“I realized that agent hadn’t rejected me because she thought I was a piece of steaming garbage—she didn’t even know me! Writing is subjective, and so are rejections. She could already have a client with a story like mine. Maybe she didn’t connect to my writing. She might have had a dozen reasons to pass on my story. But she had never once called me a failure. I had done that to myself. I had taken the rejection personally because, deep down, I was insecure about my book. So I gutted it. I added more tension, more sense of place, more agency. I replaced scenes I felt ambivalent about until I loved all my chapters, not just some. I read more books in my genre. I looked at successful queries online and fine-tuned my pitch. I scraped together enough confidence to keep up the hard work. Six weeks later, I accepted an offer of representation from my dream agent.”—Rachel Gillig, May 2019
It’s worth doing the research, even when you don’t use it all
“While you should know as much as possibly about what your world looks like, how it functions and what effect it’s had on your characters… you should only share about 20% of that with your readers. You want to sprinkle in just enough to make your readers trust that you know what you’re doing—but not so much that they’re overwhelmed by a deluge of detail and the dreaded info dump.”—Lara Ferrari, June 2019
Make a habit of sitting down to work on your writing, even if it’s just note taking or research
“Writing doesn’t just have to be the process of documenting your story: it can be editing, writing notes on a character, forming a plot plan, researching or drawing a map of the world you’ve created. They are all valid, useful ways to utilise your time and if you really do only have a spare ten minutes to google what kind of sleeves dresses had in the 1830s then hey, it’s still productive! I started to discover that the more I made time for my creativity, the more creativity I had.”—Katy Who, July 2019

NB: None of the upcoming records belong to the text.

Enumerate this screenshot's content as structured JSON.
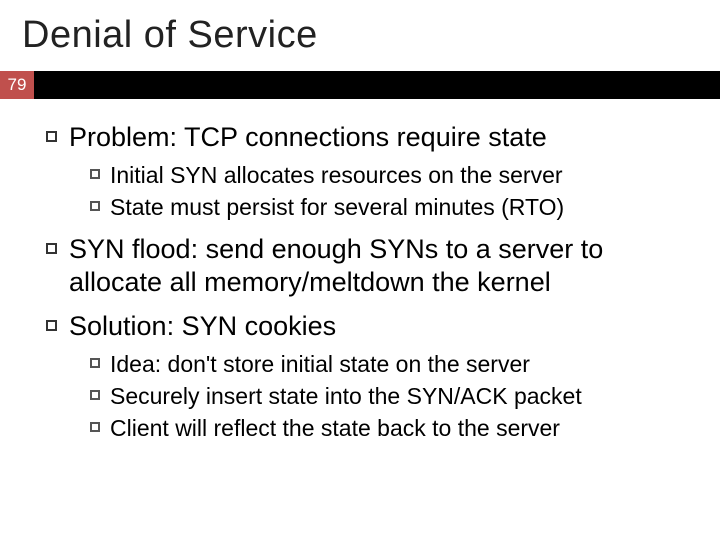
{
  "title": "Denial of Service",
  "slide_number": "79",
  "bullets": [
    {
      "text": "Problem: TCP connections require state",
      "sub": [
        "Initial SYN allocates resources on the server",
        "State must persist for several minutes (RTO)"
      ]
    },
    {
      "text": "SYN flood: send enough SYNs to a server to allocate all memory/meltdown the kernel",
      "sub": []
    },
    {
      "text": "Solution: SYN cookies",
      "sub": [
        "Idea: don't store initial state on the server",
        "Securely insert state into the SYN/ACK packet",
        "Client will reflect the state back to the server"
      ]
    }
  ]
}
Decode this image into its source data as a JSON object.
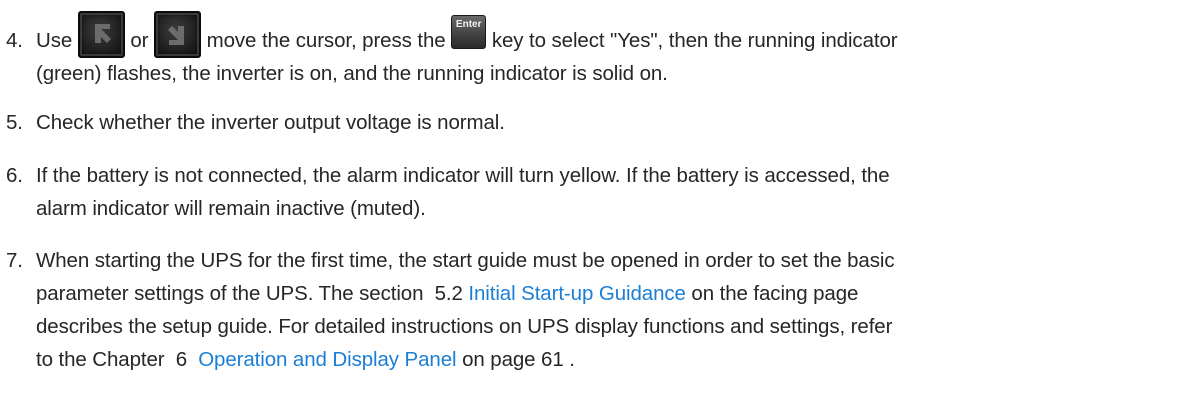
{
  "steps": [
    {
      "number": "4.",
      "seg1": "Use",
      "seg2": "or",
      "seg3": "move the cursor, press the",
      "seg4": "key to select \"Yes\", then the running indicator",
      "line2": "(green) flashes, the inverter is on, and the running indicator is solid on.",
      "key_up_icon": "up-arrow-key-icon",
      "key_down_icon": "down-arrow-key-icon",
      "key_enter_label": "Enter"
    },
    {
      "number": "5.",
      "line1": "Check whether the inverter output voltage is normal."
    },
    {
      "number": "6.",
      "line1": "If the battery is not connected, the alarm indicator will turn yellow. If the battery is accessed, the",
      "line2": "alarm indicator will remain inactive (muted)."
    },
    {
      "number": "7.",
      "line1": "When starting the UPS for the first time, the start guide must be opened in order to set the basic",
      "line2_pre": "parameter settings of the UPS. The section  5.2 ",
      "line2_link": "Initial Start-up Guidance",
      "line2_post": " on the facing page",
      "line3": "describes the setup guide. For detailed instructions on UPS display functions and settings, refer",
      "line4_pre": "to the Chapter  6  ",
      "line4_link": "Operation and Display Panel",
      "line4_post": " on page 61 ."
    }
  ],
  "colors": {
    "text": "#262626",
    "link": "#1a7fd4",
    "key_dark": "#222222",
    "key_arrow": "#6c6c6c"
  }
}
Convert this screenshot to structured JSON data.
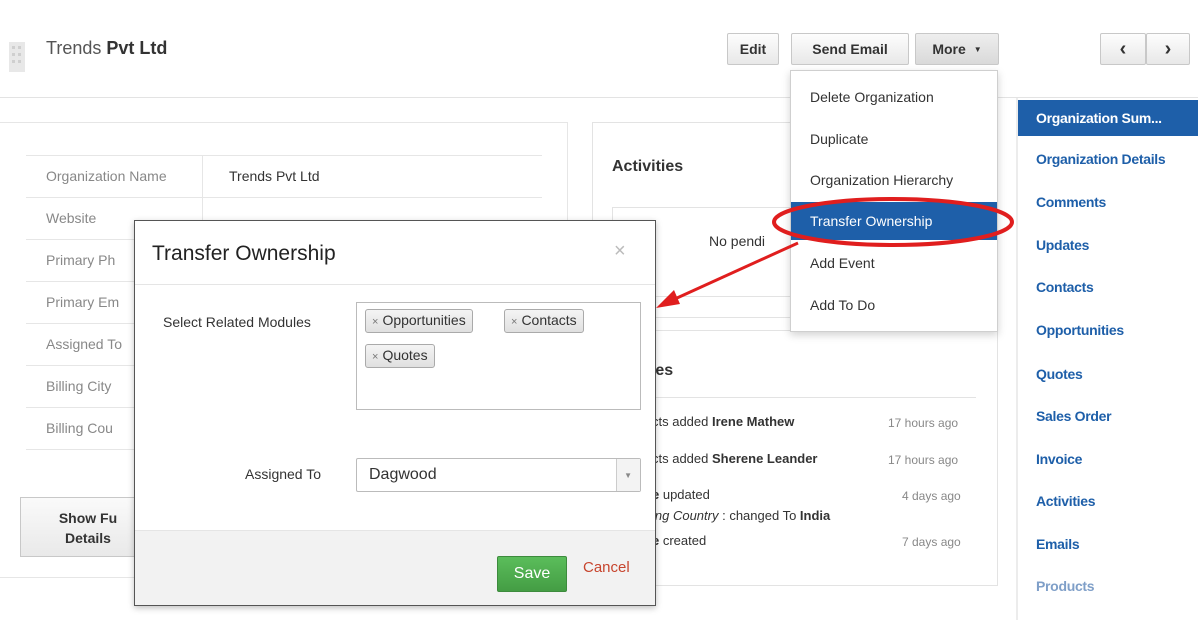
{
  "header": {
    "title_regular": "Trends",
    "title_bold": "Pvt Ltd",
    "buttons": {
      "edit": "Edit",
      "send_email": "Send Email",
      "more": "More"
    },
    "nav": {
      "prev": "‹",
      "next": "›"
    }
  },
  "summary": {
    "fields": [
      {
        "label": "Organization Name",
        "value": "Trends Pvt Ltd"
      },
      {
        "label": "Website",
        "value": ""
      },
      {
        "label": "Primary Ph",
        "value": ""
      },
      {
        "label": "Primary Em",
        "value": ""
      },
      {
        "label": "Assigned To",
        "value": ""
      },
      {
        "label": "Billing City",
        "value": ""
      },
      {
        "label": "Billing Cou",
        "value": ""
      }
    ],
    "show_full_line1": "Show Fu",
    "show_full_line2": "Details"
  },
  "activities": {
    "title": "Activities",
    "empty_text": "No pendi"
  },
  "updates": {
    "title": "tes",
    "items": [
      {
        "prefix": "cts added ",
        "bold": "Irene Mathew",
        "time": "17 hours ago"
      },
      {
        "prefix": "cts added ",
        "bold": "Sherene Leander",
        "time": "17 hours ago"
      },
      {
        "prefix": "e",
        "text": " updated",
        "time": "4 days ago",
        "detail_italic": "ing Country",
        "detail_text": " :  changed To ",
        "detail_bold": "India"
      },
      {
        "prefix": "e",
        "text": " created",
        "time": "7 days ago"
      }
    ]
  },
  "more_menu": {
    "items": [
      "Delete Organization",
      "Duplicate",
      "Organization Hierarchy",
      "Transfer Ownership",
      "Add Event",
      "Add To Do"
    ],
    "active": "Transfer Ownership"
  },
  "sidebar": {
    "items": [
      "Organization Sum...",
      "Organization Details",
      "Comments",
      "Updates",
      "Contacts",
      "Opportunities",
      "Quotes",
      "Sales Order",
      "Invoice",
      "Activities",
      "Emails",
      "Products"
    ],
    "active_index": 0
  },
  "modal": {
    "title": "Transfer Ownership",
    "close": "×",
    "modules_label": "Select Related Modules",
    "modules": [
      "Opportunities",
      "Contacts",
      "Quotes"
    ],
    "tag_remove": "×",
    "assigned_label": "Assigned To",
    "assigned_value": "Dagwood",
    "save": "Save",
    "cancel": "Cancel"
  },
  "colors": {
    "accent": "#1e5fa9",
    "save": "#4cae4c",
    "cancel": "#c7452e",
    "annotation": "#e01e1e"
  }
}
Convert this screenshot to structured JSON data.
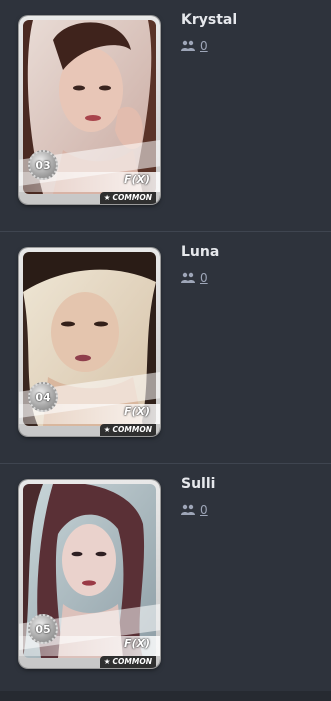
{
  "cards": [
    {
      "name": "Krystal",
      "member_count": "0",
      "number": "03",
      "group": "F(X)",
      "rarity": "COMMON"
    },
    {
      "name": "Luna",
      "member_count": "0",
      "number": "04",
      "group": "F(X)",
      "rarity": "COMMON"
    },
    {
      "name": "Sulli",
      "member_count": "0",
      "number": "05",
      "group": "F(X)",
      "rarity": "COMMON"
    }
  ],
  "icons": {
    "members": "users-icon",
    "rarity": "star-icon"
  },
  "colors": {
    "background": "#2e333c",
    "divider": "#3f4550",
    "name_text": "#e6e8ec",
    "link_text": "#9ea6b8"
  }
}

Treat rejection like a game
“There is a really good trick for dealing with rejection without losing courage, and all you have to do is shift your mind-set from trying to get accepted to trying to collect a certain amount of rejections. This is immediately a lot less scary and serious, more achievable and playful, almost like a game of ping-pong… When the rejections come in, they may still sting, but you can also give yourself a pat on the back for achieving your target each time, and send them out again. And the more you ‘play’, the higher the chances are that you will get encouraging rejections inviting you to submit again… or even “fail” at getting rejected altogether!”—Laura Theis, August 2019
Look for an agent who gets you and your work
“You want your agent to be invested in your whole career. So talk about what you want that to be and see if your expectations line up. One of the first questions my agent asked me—before she offered representation— was what I wanted the future of my writing life to look like. That showed she was interested in me, not just the one book.”—Katharine Schellman, September 2019
Just get the words down, and you can edit them later
“As well as the excitement, diving into something new and uncharted can also feel overwhelming and sometimes even a little scary. My advice? Take some simple steps towards the practical actions, and let the magic of getting started overcome those doubts and uncertainties.
You don’t have to start at the beginning. Writer’s block comes when you freeze up over getting the right words out in the right order. Introductions and opening chapters don’t have to be written first (in fact, I think they’re better left until last).”—Rosie O’Neill, November 2019